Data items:
━━━━━━

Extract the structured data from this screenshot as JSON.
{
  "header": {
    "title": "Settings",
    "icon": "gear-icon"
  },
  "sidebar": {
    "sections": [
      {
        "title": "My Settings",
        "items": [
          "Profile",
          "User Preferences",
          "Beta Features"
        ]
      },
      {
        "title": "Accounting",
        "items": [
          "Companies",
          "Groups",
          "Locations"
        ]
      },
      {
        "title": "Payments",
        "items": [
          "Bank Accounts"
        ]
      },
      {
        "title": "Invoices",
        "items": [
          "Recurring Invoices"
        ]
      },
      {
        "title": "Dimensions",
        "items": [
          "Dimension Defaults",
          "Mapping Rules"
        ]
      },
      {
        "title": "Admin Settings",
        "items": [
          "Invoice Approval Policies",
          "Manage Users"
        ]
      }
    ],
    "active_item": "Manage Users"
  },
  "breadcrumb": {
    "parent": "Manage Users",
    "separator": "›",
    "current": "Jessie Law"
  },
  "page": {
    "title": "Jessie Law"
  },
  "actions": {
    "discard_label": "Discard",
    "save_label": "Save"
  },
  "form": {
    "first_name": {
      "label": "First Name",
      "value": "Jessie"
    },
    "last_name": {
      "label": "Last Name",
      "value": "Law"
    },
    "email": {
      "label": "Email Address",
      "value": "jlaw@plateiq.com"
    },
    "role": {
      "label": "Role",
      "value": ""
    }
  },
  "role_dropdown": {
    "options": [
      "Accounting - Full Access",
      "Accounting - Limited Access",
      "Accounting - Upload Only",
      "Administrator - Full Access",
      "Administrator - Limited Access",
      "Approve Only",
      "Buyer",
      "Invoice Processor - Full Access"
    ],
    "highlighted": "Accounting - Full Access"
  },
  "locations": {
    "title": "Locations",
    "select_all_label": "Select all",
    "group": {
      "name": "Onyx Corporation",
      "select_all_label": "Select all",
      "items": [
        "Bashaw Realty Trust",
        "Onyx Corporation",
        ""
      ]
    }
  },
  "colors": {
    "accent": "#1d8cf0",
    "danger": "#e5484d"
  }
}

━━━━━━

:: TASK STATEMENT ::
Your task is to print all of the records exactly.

:: RESPONSE BOX ::
Extract the structured data from this screenshot as JSON.
{
  "header": {
    "title": "Settings",
    "icon": "gear-icon"
  },
  "sidebar": {
    "sections": [
      {
        "title": "My Settings",
        "items": [
          "Profile",
          "User Preferences",
          "Beta Features"
        ]
      },
      {
        "title": "Accounting",
        "items": [
          "Companies",
          "Groups",
          "Locations"
        ]
      },
      {
        "title": "Payments",
        "items": [
          "Bank Accounts"
        ]
      },
      {
        "title": "Invoices",
        "items": [
          "Recurring Invoices"
        ]
      },
      {
        "title": "Dimensions",
        "items": [
          "Dimension Defaults",
          "Mapping Rules"
        ]
      },
      {
        "title": "Admin Settings",
        "items": [
          "Invoice Approval Policies",
          "Manage Users"
        ]
      }
    ],
    "active_item": "Manage Users"
  },
  "breadcrumb": {
    "parent": "Manage Users",
    "separator": "›",
    "current": "Jessie Law"
  },
  "page": {
    "title": "Jessie Law"
  },
  "actions": {
    "discard_label": "Discard",
    "save_label": "Save"
  },
  "form": {
    "first_name": {
      "label": "First Name",
      "value": "Jessie"
    },
    "last_name": {
      "label": "Last Name",
      "value": "Law"
    },
    "email": {
      "label": "Email Address",
      "value": "jlaw@plateiq.com"
    },
    "role": {
      "label": "Role",
      "value": ""
    }
  },
  "role_dropdown": {
    "options": [
      "Accounting - Full Access",
      "Accounting - Limited Access",
      "Accounting - Upload Only",
      "Administrator - Full Access",
      "Administrator - Limited Access",
      "Approve Only",
      "Buyer",
      "Invoice Processor - Full Access"
    ],
    "highlighted": "Accounting - Full Access"
  },
  "locations": {
    "title": "Locations",
    "select_all_label": "Select all",
    "group": {
      "name": "Onyx Corporation",
      "select_all_label": "Select all",
      "items": [
        "Bashaw Realty Trust",
        "Onyx Corporation",
        ""
      ]
    }
  },
  "colors": {
    "accent": "#1d8cf0",
    "danger": "#e5484d"
  }
}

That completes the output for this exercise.